## [Required work]
Lines holding the string "Online" in the listing below are to be copied.

## [Entries supplied]
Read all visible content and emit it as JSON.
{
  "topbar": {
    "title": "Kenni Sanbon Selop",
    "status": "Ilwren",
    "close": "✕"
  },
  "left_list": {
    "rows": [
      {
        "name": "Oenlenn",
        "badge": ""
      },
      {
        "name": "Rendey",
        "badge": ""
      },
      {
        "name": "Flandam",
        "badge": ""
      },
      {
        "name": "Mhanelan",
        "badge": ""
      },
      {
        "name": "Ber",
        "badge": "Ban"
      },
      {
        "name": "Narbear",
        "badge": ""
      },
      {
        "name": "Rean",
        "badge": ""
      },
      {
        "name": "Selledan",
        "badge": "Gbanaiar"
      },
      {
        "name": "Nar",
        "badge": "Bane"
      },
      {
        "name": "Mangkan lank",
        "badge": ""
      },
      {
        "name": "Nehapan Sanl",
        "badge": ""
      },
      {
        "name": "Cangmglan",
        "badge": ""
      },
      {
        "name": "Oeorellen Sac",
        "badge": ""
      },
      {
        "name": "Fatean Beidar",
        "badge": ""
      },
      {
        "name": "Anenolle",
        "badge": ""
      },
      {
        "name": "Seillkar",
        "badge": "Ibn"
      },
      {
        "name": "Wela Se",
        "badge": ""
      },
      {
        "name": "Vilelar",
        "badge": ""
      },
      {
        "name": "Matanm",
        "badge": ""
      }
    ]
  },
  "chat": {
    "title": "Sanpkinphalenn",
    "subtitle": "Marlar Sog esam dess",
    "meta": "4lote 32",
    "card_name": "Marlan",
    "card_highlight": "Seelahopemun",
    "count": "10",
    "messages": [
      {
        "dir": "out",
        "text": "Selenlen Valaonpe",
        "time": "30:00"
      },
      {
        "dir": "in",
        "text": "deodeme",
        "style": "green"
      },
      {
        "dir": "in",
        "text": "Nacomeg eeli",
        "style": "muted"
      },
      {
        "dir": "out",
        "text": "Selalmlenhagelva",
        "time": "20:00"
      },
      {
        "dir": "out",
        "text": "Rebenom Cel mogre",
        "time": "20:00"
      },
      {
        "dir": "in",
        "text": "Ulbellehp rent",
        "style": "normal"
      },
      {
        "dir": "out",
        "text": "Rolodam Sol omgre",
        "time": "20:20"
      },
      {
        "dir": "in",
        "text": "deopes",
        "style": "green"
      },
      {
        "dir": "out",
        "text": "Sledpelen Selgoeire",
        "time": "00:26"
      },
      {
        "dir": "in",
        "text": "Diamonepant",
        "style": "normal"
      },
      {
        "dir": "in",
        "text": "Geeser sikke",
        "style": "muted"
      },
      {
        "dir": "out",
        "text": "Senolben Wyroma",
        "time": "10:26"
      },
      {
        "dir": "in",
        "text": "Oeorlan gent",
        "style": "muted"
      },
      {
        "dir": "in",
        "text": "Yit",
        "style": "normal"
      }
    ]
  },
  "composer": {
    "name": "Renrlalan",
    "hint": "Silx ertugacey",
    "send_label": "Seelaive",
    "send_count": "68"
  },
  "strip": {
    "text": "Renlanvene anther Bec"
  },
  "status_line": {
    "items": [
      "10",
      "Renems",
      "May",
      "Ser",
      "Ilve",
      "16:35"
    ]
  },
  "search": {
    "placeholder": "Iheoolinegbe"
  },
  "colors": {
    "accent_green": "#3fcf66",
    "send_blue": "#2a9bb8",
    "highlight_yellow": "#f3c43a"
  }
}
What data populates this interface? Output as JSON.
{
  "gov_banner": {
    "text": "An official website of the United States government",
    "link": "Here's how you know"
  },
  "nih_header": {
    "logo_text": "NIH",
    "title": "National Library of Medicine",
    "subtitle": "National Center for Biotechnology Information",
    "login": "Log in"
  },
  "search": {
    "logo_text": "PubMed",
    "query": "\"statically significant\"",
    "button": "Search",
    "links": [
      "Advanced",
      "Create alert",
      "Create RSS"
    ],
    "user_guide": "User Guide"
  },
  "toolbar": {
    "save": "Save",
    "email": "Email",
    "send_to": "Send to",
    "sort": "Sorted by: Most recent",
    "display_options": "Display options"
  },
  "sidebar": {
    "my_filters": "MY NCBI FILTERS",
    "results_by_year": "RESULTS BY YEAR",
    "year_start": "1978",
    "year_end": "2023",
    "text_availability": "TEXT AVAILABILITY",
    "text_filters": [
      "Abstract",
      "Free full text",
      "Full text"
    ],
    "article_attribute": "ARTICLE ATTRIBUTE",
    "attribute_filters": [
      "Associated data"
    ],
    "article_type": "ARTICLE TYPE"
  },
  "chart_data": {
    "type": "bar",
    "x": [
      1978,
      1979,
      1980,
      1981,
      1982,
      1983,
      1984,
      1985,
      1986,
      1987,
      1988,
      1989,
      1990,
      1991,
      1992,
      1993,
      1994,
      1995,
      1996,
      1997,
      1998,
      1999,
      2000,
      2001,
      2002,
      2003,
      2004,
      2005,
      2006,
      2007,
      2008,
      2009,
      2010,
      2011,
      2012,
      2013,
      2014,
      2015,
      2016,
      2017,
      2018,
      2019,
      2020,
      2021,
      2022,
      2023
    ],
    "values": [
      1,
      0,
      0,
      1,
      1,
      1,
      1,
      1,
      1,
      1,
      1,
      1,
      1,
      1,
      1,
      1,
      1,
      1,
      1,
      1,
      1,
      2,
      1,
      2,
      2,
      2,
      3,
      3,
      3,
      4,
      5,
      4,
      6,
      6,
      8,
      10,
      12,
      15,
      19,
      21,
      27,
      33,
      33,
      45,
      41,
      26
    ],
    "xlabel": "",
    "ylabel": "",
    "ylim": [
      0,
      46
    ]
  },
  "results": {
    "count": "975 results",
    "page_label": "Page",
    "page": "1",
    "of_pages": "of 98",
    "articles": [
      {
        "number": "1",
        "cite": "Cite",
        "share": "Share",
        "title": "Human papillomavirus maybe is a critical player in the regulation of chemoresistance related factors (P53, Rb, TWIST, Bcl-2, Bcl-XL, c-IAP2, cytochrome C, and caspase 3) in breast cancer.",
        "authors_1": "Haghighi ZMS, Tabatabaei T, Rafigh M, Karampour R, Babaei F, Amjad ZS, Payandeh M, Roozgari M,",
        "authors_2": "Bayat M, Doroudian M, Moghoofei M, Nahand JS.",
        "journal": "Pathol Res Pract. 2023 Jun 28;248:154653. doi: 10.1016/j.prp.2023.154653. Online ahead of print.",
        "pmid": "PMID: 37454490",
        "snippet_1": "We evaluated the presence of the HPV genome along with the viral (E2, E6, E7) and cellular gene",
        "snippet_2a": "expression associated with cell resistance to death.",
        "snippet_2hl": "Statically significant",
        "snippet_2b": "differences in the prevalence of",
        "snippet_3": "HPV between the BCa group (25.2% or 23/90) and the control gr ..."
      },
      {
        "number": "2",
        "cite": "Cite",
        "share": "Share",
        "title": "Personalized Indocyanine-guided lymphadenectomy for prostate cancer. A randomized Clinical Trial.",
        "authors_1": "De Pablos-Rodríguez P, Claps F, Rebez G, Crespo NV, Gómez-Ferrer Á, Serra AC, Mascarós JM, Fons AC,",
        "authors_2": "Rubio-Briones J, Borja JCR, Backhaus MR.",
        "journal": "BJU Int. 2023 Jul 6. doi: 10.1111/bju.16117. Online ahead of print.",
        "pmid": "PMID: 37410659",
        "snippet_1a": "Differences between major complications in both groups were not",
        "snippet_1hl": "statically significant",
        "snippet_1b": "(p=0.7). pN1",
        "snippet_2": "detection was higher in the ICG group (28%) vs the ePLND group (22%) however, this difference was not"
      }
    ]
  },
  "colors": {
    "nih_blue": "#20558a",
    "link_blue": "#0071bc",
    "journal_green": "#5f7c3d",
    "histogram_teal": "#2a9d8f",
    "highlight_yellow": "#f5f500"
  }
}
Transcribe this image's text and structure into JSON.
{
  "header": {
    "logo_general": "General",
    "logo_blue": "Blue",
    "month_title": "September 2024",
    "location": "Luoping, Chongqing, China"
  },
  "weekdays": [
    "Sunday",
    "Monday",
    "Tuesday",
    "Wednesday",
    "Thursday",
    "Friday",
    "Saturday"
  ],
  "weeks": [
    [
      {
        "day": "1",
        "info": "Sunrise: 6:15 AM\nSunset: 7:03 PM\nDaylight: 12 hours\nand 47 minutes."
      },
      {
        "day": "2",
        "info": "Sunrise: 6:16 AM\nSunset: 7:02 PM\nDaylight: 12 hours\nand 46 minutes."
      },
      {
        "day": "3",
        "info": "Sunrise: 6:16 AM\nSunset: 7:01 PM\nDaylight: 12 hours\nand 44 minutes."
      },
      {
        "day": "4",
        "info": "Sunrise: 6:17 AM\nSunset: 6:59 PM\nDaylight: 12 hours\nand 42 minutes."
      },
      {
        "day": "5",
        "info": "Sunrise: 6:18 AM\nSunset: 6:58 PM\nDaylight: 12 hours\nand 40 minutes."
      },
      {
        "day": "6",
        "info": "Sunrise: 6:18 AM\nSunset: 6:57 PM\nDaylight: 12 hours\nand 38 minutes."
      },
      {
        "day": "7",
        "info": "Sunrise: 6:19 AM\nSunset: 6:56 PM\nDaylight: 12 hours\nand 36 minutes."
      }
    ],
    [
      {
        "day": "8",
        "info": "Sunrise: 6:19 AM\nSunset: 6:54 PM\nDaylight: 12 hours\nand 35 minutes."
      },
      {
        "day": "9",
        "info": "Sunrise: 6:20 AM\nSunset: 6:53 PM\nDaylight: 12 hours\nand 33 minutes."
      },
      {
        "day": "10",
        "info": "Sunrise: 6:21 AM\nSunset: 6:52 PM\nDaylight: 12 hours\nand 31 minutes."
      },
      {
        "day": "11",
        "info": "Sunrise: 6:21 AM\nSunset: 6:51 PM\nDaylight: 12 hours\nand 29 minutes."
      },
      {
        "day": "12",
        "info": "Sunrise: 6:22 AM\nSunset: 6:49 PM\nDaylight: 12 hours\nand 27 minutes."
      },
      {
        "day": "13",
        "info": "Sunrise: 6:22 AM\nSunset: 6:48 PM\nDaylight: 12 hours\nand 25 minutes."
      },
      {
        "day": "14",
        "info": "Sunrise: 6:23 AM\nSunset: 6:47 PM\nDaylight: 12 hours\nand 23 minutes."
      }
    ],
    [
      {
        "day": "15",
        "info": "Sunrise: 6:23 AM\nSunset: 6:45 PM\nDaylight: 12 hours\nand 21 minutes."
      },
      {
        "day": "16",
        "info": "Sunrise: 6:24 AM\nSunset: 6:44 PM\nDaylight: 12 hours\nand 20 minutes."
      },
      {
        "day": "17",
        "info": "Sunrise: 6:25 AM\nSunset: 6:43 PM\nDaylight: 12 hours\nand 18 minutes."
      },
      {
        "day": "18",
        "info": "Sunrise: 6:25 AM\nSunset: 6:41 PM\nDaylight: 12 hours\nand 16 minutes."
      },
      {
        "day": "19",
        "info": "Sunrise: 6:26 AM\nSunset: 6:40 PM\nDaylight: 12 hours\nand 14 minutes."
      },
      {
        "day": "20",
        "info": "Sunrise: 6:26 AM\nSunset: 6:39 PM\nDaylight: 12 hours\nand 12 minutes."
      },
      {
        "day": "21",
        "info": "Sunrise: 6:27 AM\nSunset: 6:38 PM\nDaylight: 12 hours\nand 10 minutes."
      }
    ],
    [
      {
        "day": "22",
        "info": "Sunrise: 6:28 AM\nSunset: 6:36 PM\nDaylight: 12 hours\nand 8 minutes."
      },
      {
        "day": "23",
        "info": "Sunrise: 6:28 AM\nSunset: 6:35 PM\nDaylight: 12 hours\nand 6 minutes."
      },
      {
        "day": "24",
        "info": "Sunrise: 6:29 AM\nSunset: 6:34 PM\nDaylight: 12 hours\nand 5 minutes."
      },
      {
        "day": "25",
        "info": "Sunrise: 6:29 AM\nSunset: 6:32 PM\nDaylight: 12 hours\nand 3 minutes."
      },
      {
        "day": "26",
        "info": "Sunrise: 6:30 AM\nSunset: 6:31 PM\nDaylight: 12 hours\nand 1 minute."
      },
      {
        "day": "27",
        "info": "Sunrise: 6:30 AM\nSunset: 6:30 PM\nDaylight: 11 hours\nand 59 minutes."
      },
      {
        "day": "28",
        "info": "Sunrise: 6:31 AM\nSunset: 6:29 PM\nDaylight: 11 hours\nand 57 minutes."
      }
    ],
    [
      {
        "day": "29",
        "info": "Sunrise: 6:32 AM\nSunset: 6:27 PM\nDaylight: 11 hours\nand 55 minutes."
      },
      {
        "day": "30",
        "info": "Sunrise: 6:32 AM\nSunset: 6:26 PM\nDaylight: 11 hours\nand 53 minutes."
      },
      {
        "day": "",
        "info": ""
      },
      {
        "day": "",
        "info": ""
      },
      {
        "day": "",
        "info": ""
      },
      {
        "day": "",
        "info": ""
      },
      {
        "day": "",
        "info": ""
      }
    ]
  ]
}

## [Written response]
        "journal": "Pathol Res Pract. 2023 Jun 28;248:154653. doi: 10.1016/j.prp.2023.154653. Online ahead of print.",
        "journal": "BJU Int. 2023 Jul 6. doi: 10.1111/bju.16117. Online ahead of print.",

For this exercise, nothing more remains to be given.